‘It’s an aspect of the book I thought about a lot, and I guess worried about,’ Sved says. ‘I wanted to do justice to different things that sometimes seem competing and even contradictory within the sport: the joy of the game, which exists for so many women as well as men; and the exclusionary, blokey parts of AFL culture. I think the reality is more multi-faceted than it just being a blokes’ game. There are so many women closely connected to it – women who know everything there is to know about AFL, who live week to week hanging on their team’s fortunes, and also many who work in the game. And then you watch the footy shows and the award shows and the whole thing does seem so blokey. I guess I just tried to give both of those realities their due – the reality that the game is loved by and means a lot to so many people, so many of them women; and the reality that there are many aspects of the whole culture that feel exclusionary.’

MiriamSved_crLaughtonPhotograph by Georgia Laughton.

But Sved’s allegiance is not solely to the women of this story. Her compassion for characters and their motivations sees her taking a far more circumspect and realistic view of the players themselves, many of whom have been typecast by media reports or narratives proposed by feminists such as myself. ‘I knew I had to pay attention to the abhorrent behaviour that some dickhead footballers exhibit, and there are aspects of the culture of the game that I find gross and hard to forgive,’ Sved explains. ‘But individually I don’t think of footballers as a necessarily or automatically bad bunch.’ She cites Anna Krien’s Night Games as expertly depicting the sense of recklessness and sexual entitlement that can be fostered by footy culture, and says that she wasn’t interested in sympathising with footballers en masse. ‘But as individual characters I had no trouble getting behind the idea of a psychological spectrum, a range of personalities and character types, and it was interesting to think about how the pressure-cooker atmosphere of the AFL might work on those different kinds of characters.’

The result is hypnotic, startling almost in its breadth and focus. Tellingly, it also belies what we might think constitutes a ‘sports book’. The machinations of Australian sporting culture have always bored me, while reports of AFL cover-ups and toxic culture have often sent chills down my spine. And yet, settling in for a chapter or two of Game Day meant only to realise that, hours later and still reading, the afternoon light had waned across the sky and a light must be turned on.


Clementine Ford is a writer and public speaker based in Melbourne. She writes a regular column for Fairfax’s Daily Life.
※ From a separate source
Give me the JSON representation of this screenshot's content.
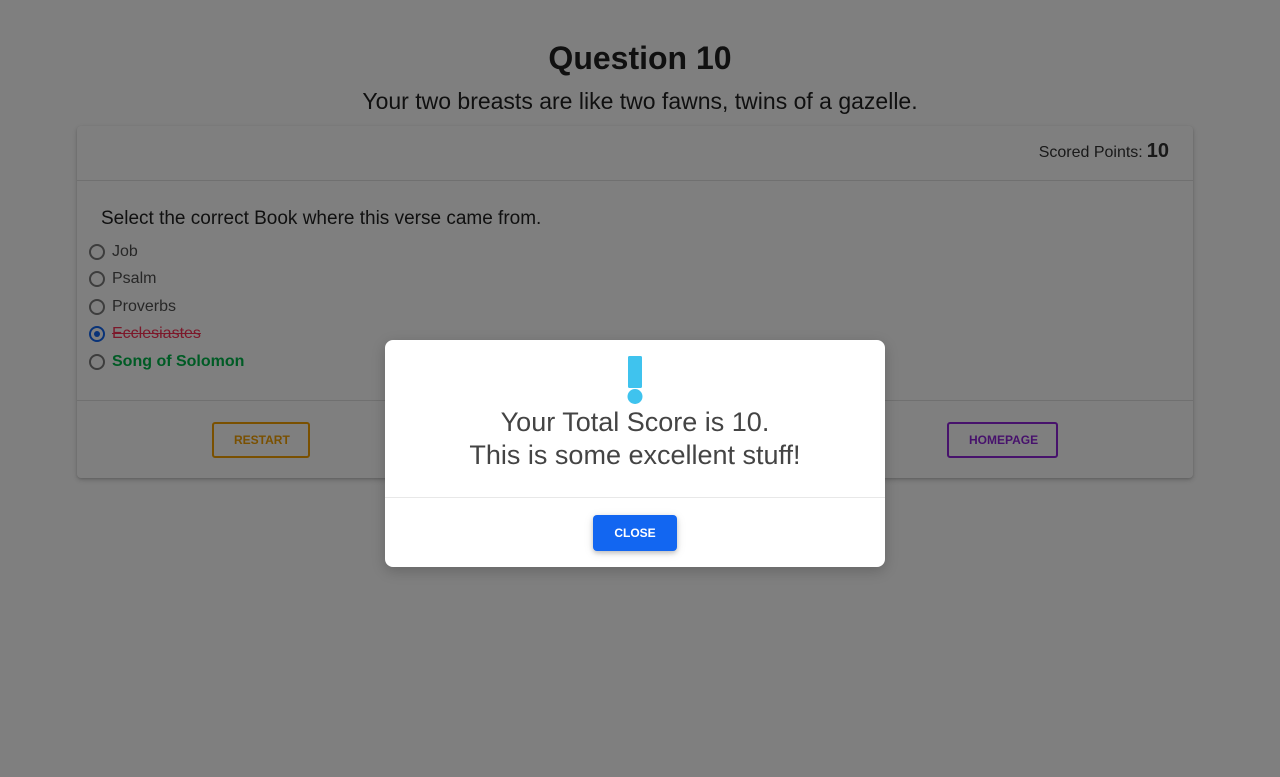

Her essays have appeared in numerous anthologies, including Just Between Us and Sincerely: Women of Letters. She is fond of the works of Patricia Highsmith and Penfolds, often at the same time. She tweets @clementine_ford.